"The Democrats will say anything to divert attention away from the day-to-day struggles folks are facing under the Obama-Malloy economy, including politicizing the Newtown tragedy," Labriola said. "The purpose of Gov. Christie's visit is straightforward. It is to raise money to defeat Dan Malloy so we can pull Connecticut's economy out of last place. That's what this election is about, and what the Democrats want you to forget."
The president of the Connecticut Council on Freedom of Information is blasting an embattled Hartford charter school group for refusing to release information to the public about its taxpayer-funded operations - adding that the Malloy administration should push the group harder to obey FOI laws.
Officials in the Malloy administration have said that they are not sure how the FOI laws apply to charter school organizations and that they need to study the issue further. But Jim Smith, head of the nonprofit group that advocates for laws protecting the public's right to know, is unequivocal in his belief that the laws do apply.
"Charter schools are certainly one solution of the problems in education in Connecticut and in America. There are things in education that are properly private, like academic records," Smith said. "But if the charter schools [receive]... public moneys, then charter school officials who refuse to divulge information are breaking the Freedom of Information law."
Smith was referring, in an interview Friday, to the charter management group FUSE, as well as the Jumoke Academy charter schools in Hartford that FUSE managed.

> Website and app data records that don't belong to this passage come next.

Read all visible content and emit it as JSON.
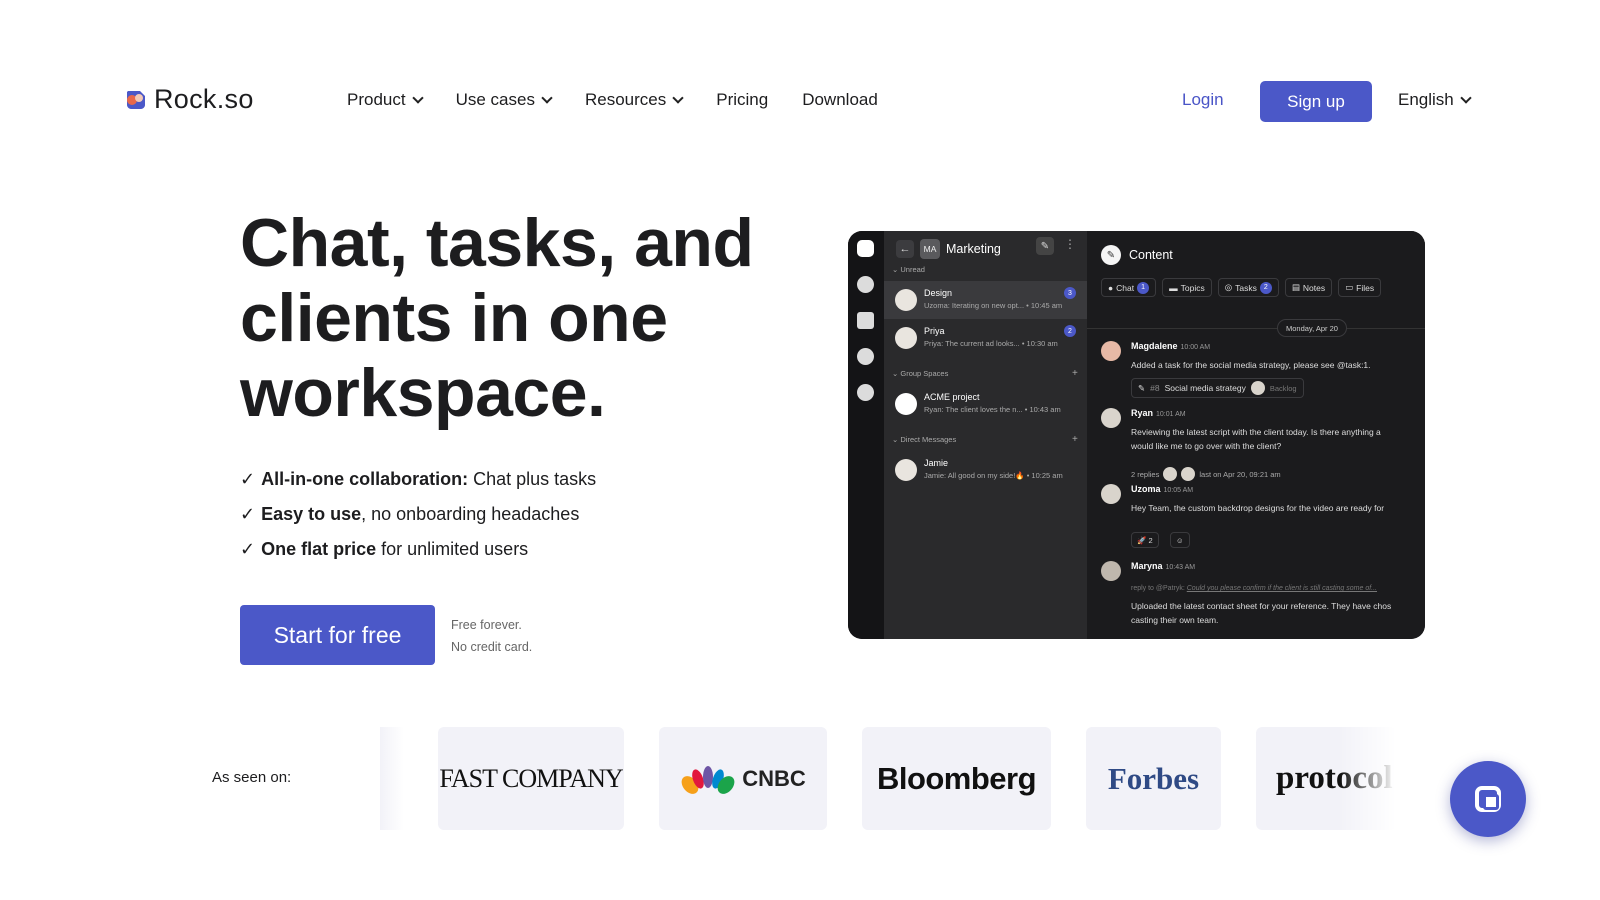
{
  "brand": {
    "name": "Rock.so"
  },
  "nav": {
    "items": [
      {
        "label": "Product",
        "dropdown": true
      },
      {
        "label": "Use cases",
        "dropdown": true
      },
      {
        "label": "Resources",
        "dropdown": true
      },
      {
        "label": "Pricing",
        "dropdown": false
      },
      {
        "label": "Download",
        "dropdown": false
      }
    ],
    "login": "Login",
    "signup": "Sign up",
    "language": "English"
  },
  "hero": {
    "title": "Chat, tasks, and clients in one workspace.",
    "check": "✓",
    "features": [
      {
        "bold": "All-in-one collaboration:",
        "rest": " Chat plus tasks"
      },
      {
        "bold": "Easy to use",
        "rest": ", no onboarding headaches"
      },
      {
        "bold": "One flat price",
        "rest": " for unlimited users"
      }
    ],
    "cta": "Start for free",
    "note1": "Free forever.",
    "note2": "No credit card."
  },
  "app": {
    "space_badge": "MA",
    "space": "Marketing",
    "sections": {
      "unread": "Unread",
      "group": "Group Spaces",
      "direct": "Direct Messages"
    },
    "conversations": [
      {
        "name": "Design",
        "preview": "Uzoma: Iterating on new opt... • 10:45 am",
        "badge": "3"
      },
      {
        "name": "Priya",
        "preview": "Priya: The current ad looks... • 10:30 am",
        "badge": "2"
      },
      {
        "name": "ACME project",
        "preview": "Ryan: The client loves the n... • 10:43 am",
        "badge": ""
      },
      {
        "name": "Jamie",
        "preview": "Jamie: All good on my side!🔥 • 10:25 am",
        "badge": ""
      }
    ],
    "channel": "Content",
    "tabs": [
      {
        "label": "Chat",
        "badge": "1"
      },
      {
        "label": "Topics",
        "badge": ""
      },
      {
        "label": "Tasks",
        "badge": "2"
      },
      {
        "label": "Notes",
        "badge": ""
      },
      {
        "label": "Files",
        "badge": ""
      }
    ],
    "date": "Monday, Apr 20",
    "messages": [
      {
        "author": "Magdalene",
        "time": "10:00 AM",
        "text": "Added a task for the social media strategy, please see @task:1."
      },
      {
        "author": "Ryan",
        "time": "10:01 AM",
        "text": "Reviewing the latest script with the client today. Is there anything a",
        "text2": "would like me to go over with the client?"
      },
      {
        "author": "Uzoma",
        "time": "10:05 AM",
        "text": "Hey Team, the custom backdrop designs for the video are ready for"
      },
      {
        "author": "Maryna",
        "time": "10:43 AM",
        "text": "Uploaded the latest contact sheet for your reference. They have chos",
        "text2": "casting their own team."
      }
    ],
    "task_chip": {
      "tag": "#8",
      "title": "Social media strategy",
      "status": "Backlog"
    },
    "replies": {
      "count": "2 replies",
      "last": "last on Apr 20, 09:21 am"
    },
    "reaction": {
      "emoji": "🚀",
      "count": "2"
    },
    "reply_to": {
      "prefix": "reply to @Patryk:",
      "quote": "Could you please confirm if the client is still casting some of..."
    }
  },
  "press": {
    "label": "As seen on:",
    "logos": [
      "FAST COMPANY",
      "CNBC",
      "Bloomberg",
      "Forbes",
      "protocol"
    ]
  },
  "colors": {
    "accent": "#4b58c8",
    "link": "#4a55c7",
    "press_bg": "#f2f2f8"
  }
}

Both organizations have failed to provide information requested by The Courant during recent weeks of turmoil including the resignation of FUSE's CEO, Michael Sharpe, after it was disclosed that he served time in federal prison and falsely claimed to have a doctorate. The state has provided $53 million to the charter operation since the 1997 founding of Jumoke, and the formation of FUSE as its management unit in more recent years.